|Doctoral Committee Chair(s):||Iyer, Ravishankar K.|
|Department / Program:||Computer Science|
|Degree Granting Institution:||University of Illinois at Urbana-Champaign|
|Abstract:||There is trend of increasing demand for highly dependable software systems. The factors that influence the dependability of software systems include software faults and hardware faults. To improve software dependability, it is necessary to understand the characteristics of these faults and how they affect software systems. In this study, a distributed fault injection and monitoring environment (DEFINE) has been developed. It consists of a target system, a fault injector, a software monitor, a workload generator, a controller, and several analysis utilities. DEFINE can inject software faults as well as hardware faults, can trace fault propagation in software systems and among machines, can monitor whether faults are activated and when the faults are activated, and has accurate time control. The fault models used are extracted from the results of field error data analyses and fault simulations. Fault injection experiments on the UNIX kernel (SunOS 4.1.2) and the Sun Network File System are conducted to study fault impact and to investigate fault propagation. Three kinds of fault injections are conducted: uniform fault injection, biased fault injection, and path-based fault injection. Based on the experimental results, fault propagation models have been developed for both hardware and software faults, and transient Markov reward analysis has been performed to evaluate the loss of performance after a fault is injected.
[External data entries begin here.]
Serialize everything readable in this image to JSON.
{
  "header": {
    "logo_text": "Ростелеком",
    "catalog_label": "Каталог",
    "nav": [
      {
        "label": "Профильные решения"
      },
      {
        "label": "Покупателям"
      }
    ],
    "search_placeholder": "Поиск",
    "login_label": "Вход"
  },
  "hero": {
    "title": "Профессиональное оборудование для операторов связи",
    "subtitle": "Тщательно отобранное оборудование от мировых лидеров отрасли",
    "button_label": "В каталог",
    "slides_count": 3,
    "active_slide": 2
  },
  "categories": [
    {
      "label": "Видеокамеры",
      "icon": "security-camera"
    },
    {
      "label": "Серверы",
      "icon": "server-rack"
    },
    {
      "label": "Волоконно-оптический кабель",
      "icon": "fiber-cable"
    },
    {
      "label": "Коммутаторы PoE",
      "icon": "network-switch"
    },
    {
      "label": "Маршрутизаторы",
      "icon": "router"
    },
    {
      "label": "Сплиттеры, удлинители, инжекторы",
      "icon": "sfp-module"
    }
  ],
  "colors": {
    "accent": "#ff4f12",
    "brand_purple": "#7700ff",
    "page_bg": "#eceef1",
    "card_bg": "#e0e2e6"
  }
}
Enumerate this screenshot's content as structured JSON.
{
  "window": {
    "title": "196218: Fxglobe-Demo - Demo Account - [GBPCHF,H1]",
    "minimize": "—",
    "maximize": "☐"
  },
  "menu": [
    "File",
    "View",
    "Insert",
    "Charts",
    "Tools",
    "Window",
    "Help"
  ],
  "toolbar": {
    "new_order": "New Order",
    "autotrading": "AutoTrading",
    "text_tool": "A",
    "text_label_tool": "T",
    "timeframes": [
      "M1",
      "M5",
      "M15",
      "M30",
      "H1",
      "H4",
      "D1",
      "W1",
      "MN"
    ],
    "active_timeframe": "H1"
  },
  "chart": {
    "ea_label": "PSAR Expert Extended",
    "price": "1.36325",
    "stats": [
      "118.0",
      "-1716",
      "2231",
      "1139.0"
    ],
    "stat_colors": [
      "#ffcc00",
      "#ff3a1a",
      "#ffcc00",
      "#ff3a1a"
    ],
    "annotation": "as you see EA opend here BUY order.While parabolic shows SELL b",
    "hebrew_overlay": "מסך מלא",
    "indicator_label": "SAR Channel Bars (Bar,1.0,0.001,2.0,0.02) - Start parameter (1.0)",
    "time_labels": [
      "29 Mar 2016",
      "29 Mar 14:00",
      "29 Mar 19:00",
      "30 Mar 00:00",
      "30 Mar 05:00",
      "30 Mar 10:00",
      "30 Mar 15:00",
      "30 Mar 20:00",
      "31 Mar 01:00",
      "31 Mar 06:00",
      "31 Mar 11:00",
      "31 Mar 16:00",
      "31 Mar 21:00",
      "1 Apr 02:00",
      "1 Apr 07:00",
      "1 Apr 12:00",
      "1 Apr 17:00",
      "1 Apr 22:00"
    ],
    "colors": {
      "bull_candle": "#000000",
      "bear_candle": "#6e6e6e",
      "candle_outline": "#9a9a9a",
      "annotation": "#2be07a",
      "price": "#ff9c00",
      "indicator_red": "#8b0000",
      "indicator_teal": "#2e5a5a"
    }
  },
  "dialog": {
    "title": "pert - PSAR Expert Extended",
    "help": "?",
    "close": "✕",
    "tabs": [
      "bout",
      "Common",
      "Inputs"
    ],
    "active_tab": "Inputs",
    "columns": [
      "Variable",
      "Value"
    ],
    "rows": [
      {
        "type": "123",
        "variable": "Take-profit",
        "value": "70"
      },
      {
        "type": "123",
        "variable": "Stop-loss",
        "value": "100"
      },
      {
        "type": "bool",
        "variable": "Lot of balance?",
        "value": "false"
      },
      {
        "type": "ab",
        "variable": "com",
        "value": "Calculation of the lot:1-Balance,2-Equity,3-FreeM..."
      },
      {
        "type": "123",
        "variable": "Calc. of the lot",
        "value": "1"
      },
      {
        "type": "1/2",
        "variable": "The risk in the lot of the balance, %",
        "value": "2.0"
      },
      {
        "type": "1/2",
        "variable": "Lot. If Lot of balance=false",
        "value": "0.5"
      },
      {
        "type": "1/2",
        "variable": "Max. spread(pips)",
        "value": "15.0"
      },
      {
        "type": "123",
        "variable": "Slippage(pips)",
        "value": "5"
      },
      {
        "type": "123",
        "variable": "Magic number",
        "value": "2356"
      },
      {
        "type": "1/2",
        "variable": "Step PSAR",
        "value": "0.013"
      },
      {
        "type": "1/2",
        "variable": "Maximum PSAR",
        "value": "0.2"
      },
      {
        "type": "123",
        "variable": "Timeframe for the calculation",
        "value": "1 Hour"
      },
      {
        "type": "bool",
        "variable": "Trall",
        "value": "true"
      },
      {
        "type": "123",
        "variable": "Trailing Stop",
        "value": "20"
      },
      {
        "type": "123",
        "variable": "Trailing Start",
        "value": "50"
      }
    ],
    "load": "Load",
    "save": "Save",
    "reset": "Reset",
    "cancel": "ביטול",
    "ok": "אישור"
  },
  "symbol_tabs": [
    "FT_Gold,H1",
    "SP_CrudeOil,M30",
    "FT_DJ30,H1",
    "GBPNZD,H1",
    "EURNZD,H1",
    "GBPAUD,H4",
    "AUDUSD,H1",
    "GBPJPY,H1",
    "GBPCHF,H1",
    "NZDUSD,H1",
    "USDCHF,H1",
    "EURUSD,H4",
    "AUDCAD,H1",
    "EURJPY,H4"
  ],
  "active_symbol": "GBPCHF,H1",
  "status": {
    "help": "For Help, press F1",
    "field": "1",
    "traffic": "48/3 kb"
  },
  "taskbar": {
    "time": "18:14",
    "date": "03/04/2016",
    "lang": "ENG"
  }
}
Experimental results show that the majority of no-impact faults are latent. Memory faults and software faults usually have a very long latency, while bus faults and CPU faults tend to crash the system immediately. About half of the detected errors are data faults, and they are detected while the system is trying to access a memory location it has no privilege to access. Only about 8% of faults propagate to other UNIX subsystems. Fault propagation from servers to clients occurs more frequently than from clients to servers. The fault impact depends on the workload. Transient Markov reward analysis shows that the performance losses incurred by bus faults and CPU faults are much higher than those incurred by software and memory faults. Among software faults, the impact of pointer faults is higher than that of non-pointer faults.
|Rights Information:||Copyright 1994 Kao, Wei-lun|
|Date Available in IDEALS:||2011-05-07|
|Identifier in Online Catalog:||AAI9512420|